I had a reasonable cup of café au lait in the one airport restaurant, and a small bottle of water and then sat and read for four hours or so. Short of stretching out on the dirty floor, which some passengers do, it's very difficult to sleep in the Nairobi Airport; the seating, with permanently fixed hard armrests are not amenable to it.
We boarded the Rwandair flight to Kigali at 09:00, and took off fairly quickly, the plane, a new 737-800 was quite empty.
After flying over Lake Victoria, we landed in Kigali to find a military honor guard with band on the tarmac waiting to welcome or send off someone important. The immigration man noticed right away that I had put pastor down as my occupation: "welcome!" he said expansively, “praise His name.” I thought, “yes, may our lives do so.”
I moved quickly through customs and took a taxi to Chez Lando, a hotel I’ve used on and off since around 1998 when it reopened after the genocide attempt in 1994. I quickly showered and changed and called Mr. Mundeli to let him know I had arrived. He said he would send a trusted taxi for me right away. I took the time to print some handouts for my presentation and make photocopies in a small shopping area across the main street.
By the time I got back to the hotel Samuel, who I knew from many former visits, was waiting with a different vehicle than last time. This one is fairly new and actually has the steering wheel on the left side, which is to say the right side for driving on the right side as they do here.
We shared a lunch of leek soup, followed by chicken and rice with French fries, and a vegetable medley with a red sauce, and a soft drink each. Meat is a rare treat for many people here, so we took our time and allowed everyone to savor every bite.
We started the seminars again at 2:00. I spent about 90 minutes going over a section of the new manual of guidelines for church activity organization. There were many questions and it was a useful session.
Back at Chez Lando, Jim and I caught up on the news, and then had dinner in the outdoor barbecue pit which is famous in Kigali for its goat brochettes (I usually order beef brochettes, they’re less tough and now no more expensive than goat).

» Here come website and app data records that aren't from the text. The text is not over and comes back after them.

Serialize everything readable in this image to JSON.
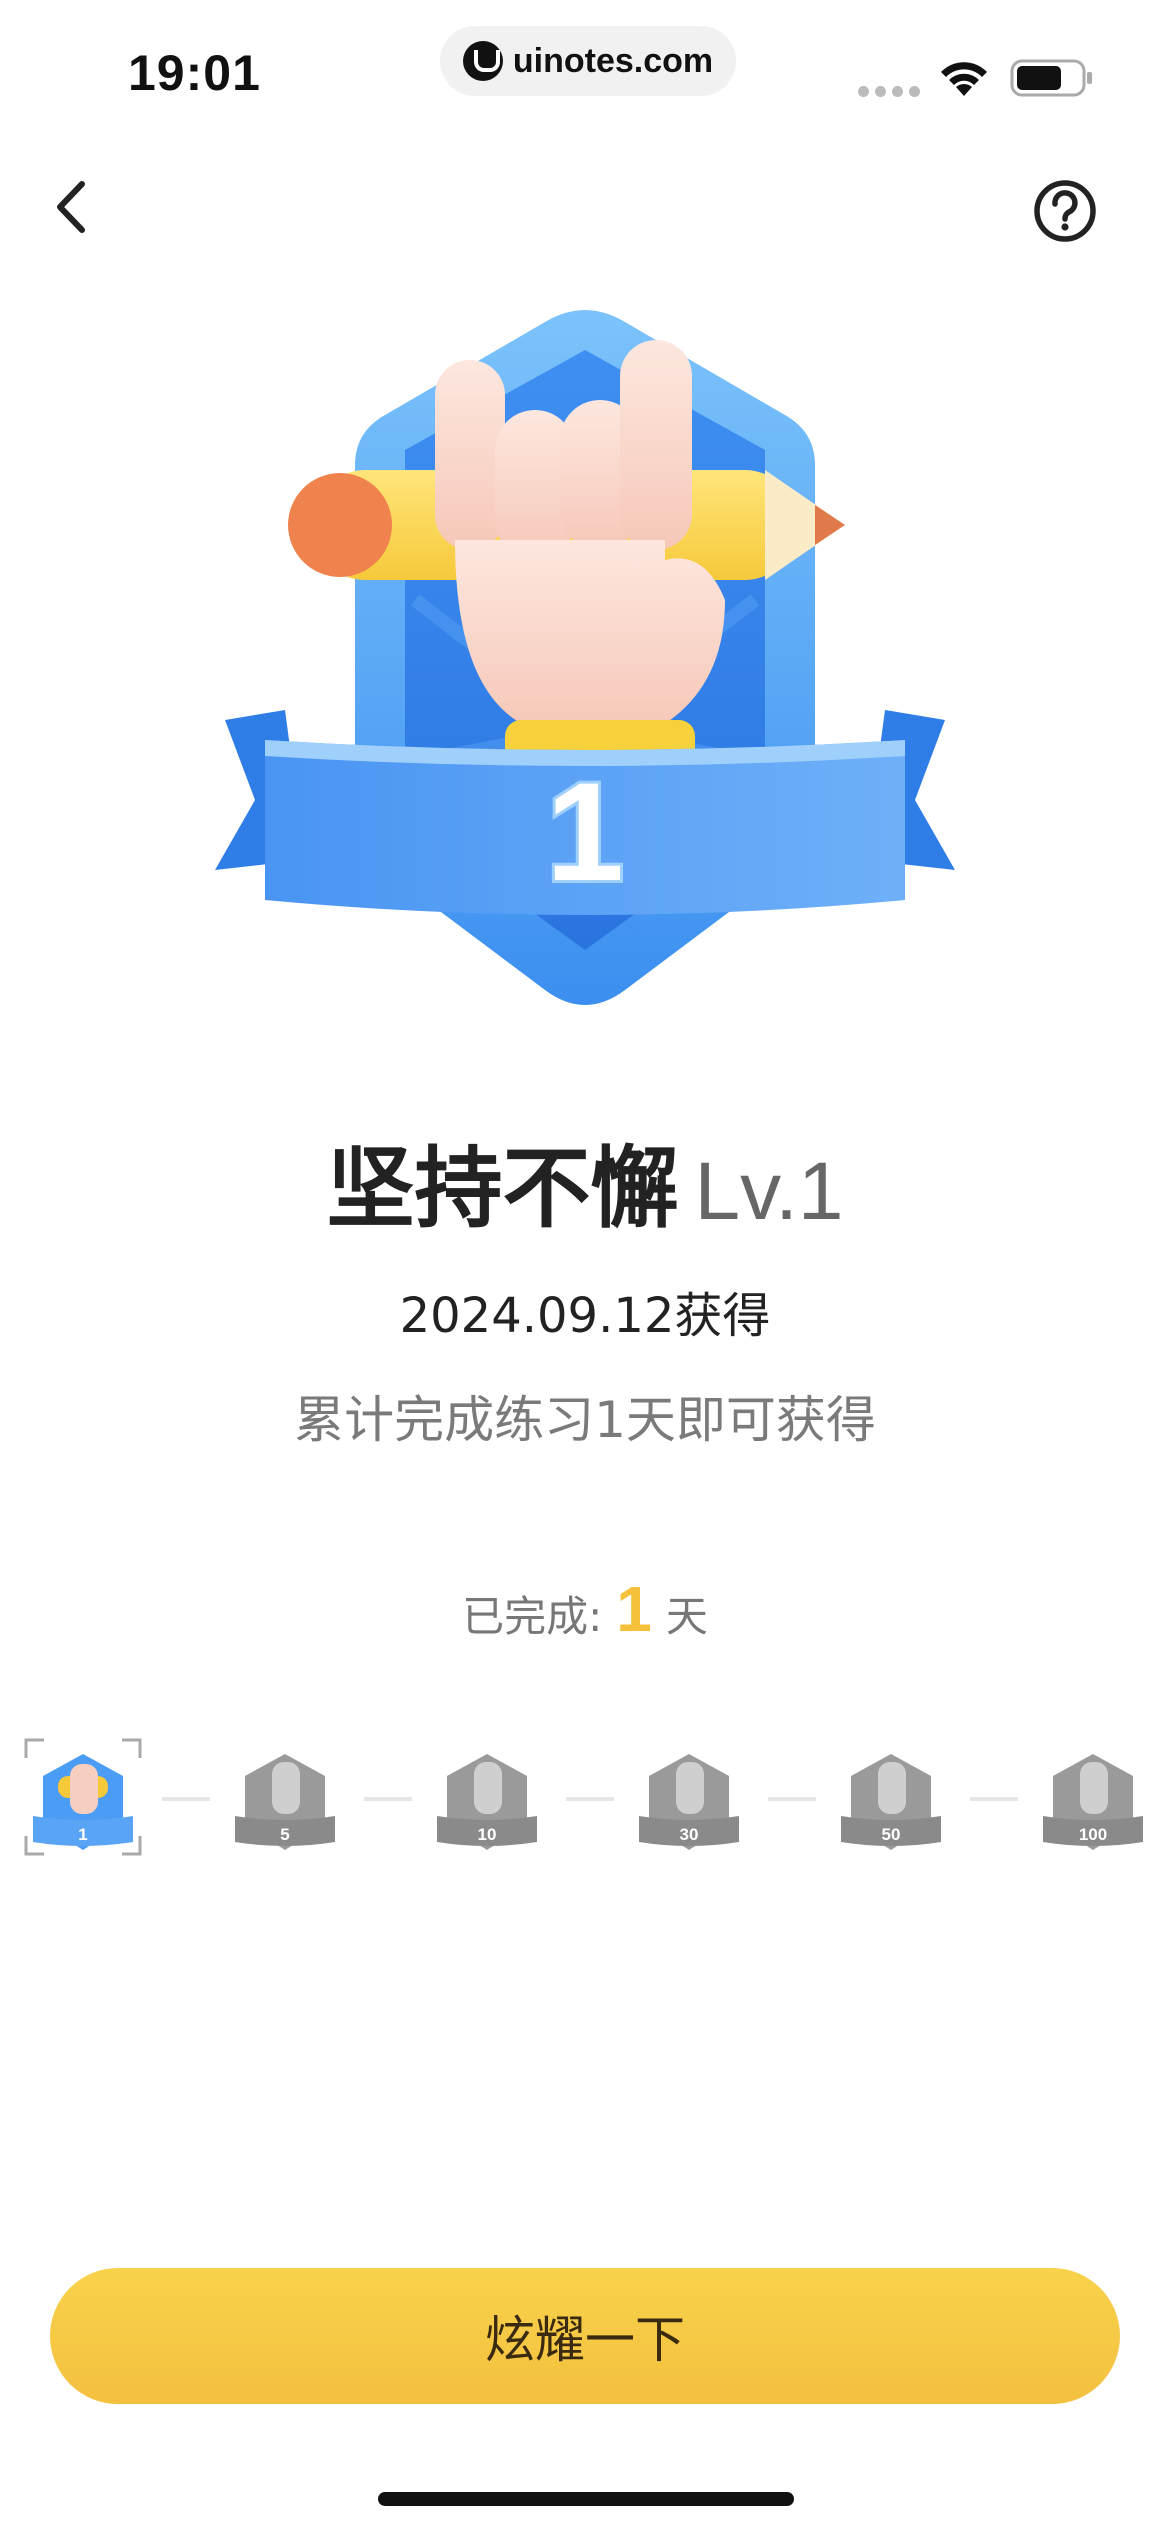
{
  "status_bar": {
    "time": "19:01",
    "url": "uinotes.com"
  },
  "nav": {
    "back_icon": "chevron-left-icon",
    "help_icon": "question-circle-icon"
  },
  "badge": {
    "level_number": "1",
    "name": "坚持不懈",
    "level_label": "Lv.1",
    "earned_date": "2024.09.12获得",
    "requirement": "累计完成练习1天即可获得"
  },
  "progress": {
    "label": "已完成:",
    "count": "1",
    "unit": "天"
  },
  "levels": [
    {
      "label": "1",
      "unlocked": true,
      "selected": true
    },
    {
      "label": "5",
      "unlocked": false,
      "selected": false
    },
    {
      "label": "10",
      "unlocked": false,
      "selected": false
    },
    {
      "label": "30",
      "unlocked": false,
      "selected": false
    },
    {
      "label": "50",
      "unlocked": false,
      "selected": false
    },
    {
      "label": "100",
      "unlocked": false,
      "selected": false
    }
  ],
  "share_button": "炫耀一下",
  "colors": {
    "accent_yellow": "#f4c03f",
    "badge_blue": "#4b9cf5",
    "progress_number": "#f5c13a"
  }
}
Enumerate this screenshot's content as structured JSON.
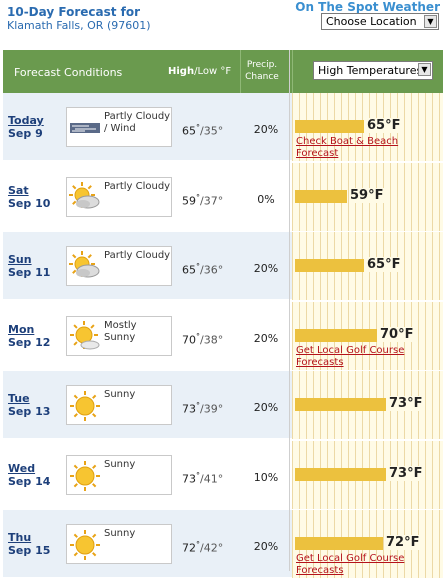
{
  "header": {
    "title": "10-Day Forecast for",
    "location": "Klamath Falls, OR (97601)",
    "spot_title": "On The Spot Weather",
    "location_select": "Choose Location"
  },
  "table_header": {
    "conditions": "Forecast Conditions",
    "high": "High",
    "low": "/Low °F",
    "precip": "Precip. Chance",
    "chart_select": "High Temperatures"
  },
  "days": [
    {
      "day": "Today",
      "date": "Sep 9",
      "icon": "cloud-wind-icon",
      "condition": "Partly Cloudy / Wind",
      "high": "65",
      "low": "/35°",
      "precip": "20%",
      "high_label": "65°F",
      "high_value": 65,
      "link": "Check Boat & Beach Forecast"
    },
    {
      "day": "Sat",
      "date": "Sep 10",
      "icon": "partly-cloudy-icon",
      "condition": "Partly Cloudy",
      "high": "59",
      "low": "/37°",
      "precip": "0%",
      "high_label": "59°F",
      "high_value": 59,
      "link": ""
    },
    {
      "day": "Sun",
      "date": "Sep 11",
      "icon": "partly-cloudy-icon",
      "condition": "Partly Cloudy",
      "high": "65",
      "low": "/36°",
      "precip": "20%",
      "high_label": "65°F",
      "high_value": 65,
      "link": ""
    },
    {
      "day": "Mon",
      "date": "Sep 12",
      "icon": "mostly-sunny-icon",
      "condition": "Mostly Sunny",
      "high": "70",
      "low": "/38°",
      "precip": "20%",
      "high_label": "70°F",
      "high_value": 70,
      "link": "Get Local Golf Course Forecasts"
    },
    {
      "day": "Tue",
      "date": "Sep 13",
      "icon": "sunny-icon",
      "condition": "Sunny",
      "high": "73",
      "low": "/39°",
      "precip": "20%",
      "high_label": "73°F",
      "high_value": 73,
      "link": ""
    },
    {
      "day": "Wed",
      "date": "Sep 14",
      "icon": "sunny-icon",
      "condition": "Sunny",
      "high": "73",
      "low": "/41°",
      "precip": "10%",
      "high_label": "73°F",
      "high_value": 73,
      "link": ""
    },
    {
      "day": "Thu",
      "date": "Sep 15",
      "icon": "sunny-icon",
      "condition": "Sunny",
      "high": "72",
      "low": "/42°",
      "precip": "20%",
      "high_label": "72°F",
      "high_value": 72,
      "link": "Get Local Golf Course Forecasts"
    }
  ],
  "colors": {
    "header_green": "#6a9a4e",
    "bar_yellow": "#ecc13e",
    "title_blue": "#2a6bb0",
    "link_red": "#b5121b"
  }
}
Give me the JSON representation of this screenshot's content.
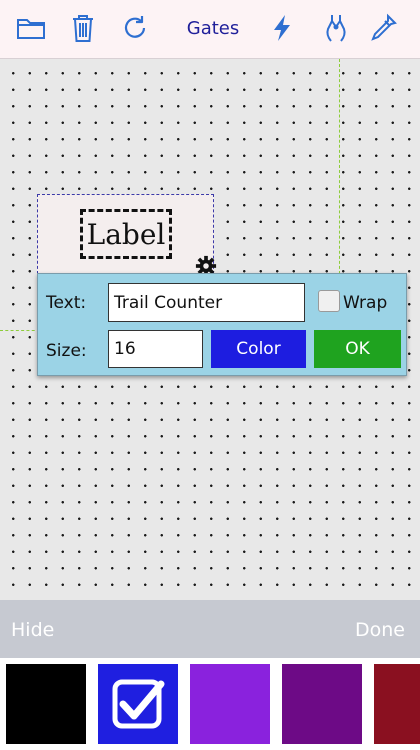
{
  "toolbar": {
    "title": "Gates",
    "icons": [
      "folder-icon",
      "trash-icon",
      "refresh-icon",
      "lightning-icon",
      "wire-cutter-icon",
      "eyedropper-icon"
    ],
    "icon_color": "#2e6fd1"
  },
  "canvas": {
    "label_component": {
      "text": "Label"
    }
  },
  "popup": {
    "text_label": "Text:",
    "text_value": "Trail Counter",
    "wrap_label": "Wrap",
    "wrap_checked": false,
    "size_label": "Size:",
    "size_value": "16",
    "color_button": "Color",
    "ok_button": "OK",
    "color_button_bg": "#1d1de0",
    "ok_button_bg": "#1fa31f"
  },
  "bottom_bar": {
    "hide_label": "Hide",
    "done_label": "Done"
  },
  "swatches": [
    {
      "name": "black",
      "color": "#000000",
      "selected": false
    },
    {
      "name": "blue",
      "color": "#1f1fe0",
      "selected": true
    },
    {
      "name": "violet",
      "color": "#8a22dd",
      "selected": false
    },
    {
      "name": "purple",
      "color": "#6d0a86",
      "selected": false
    },
    {
      "name": "maroon",
      "color": "#8a1020",
      "selected": false
    }
  ]
}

Mr. Franks will have more work to do today - the office work never stops not even in Africa, and I will have an early night!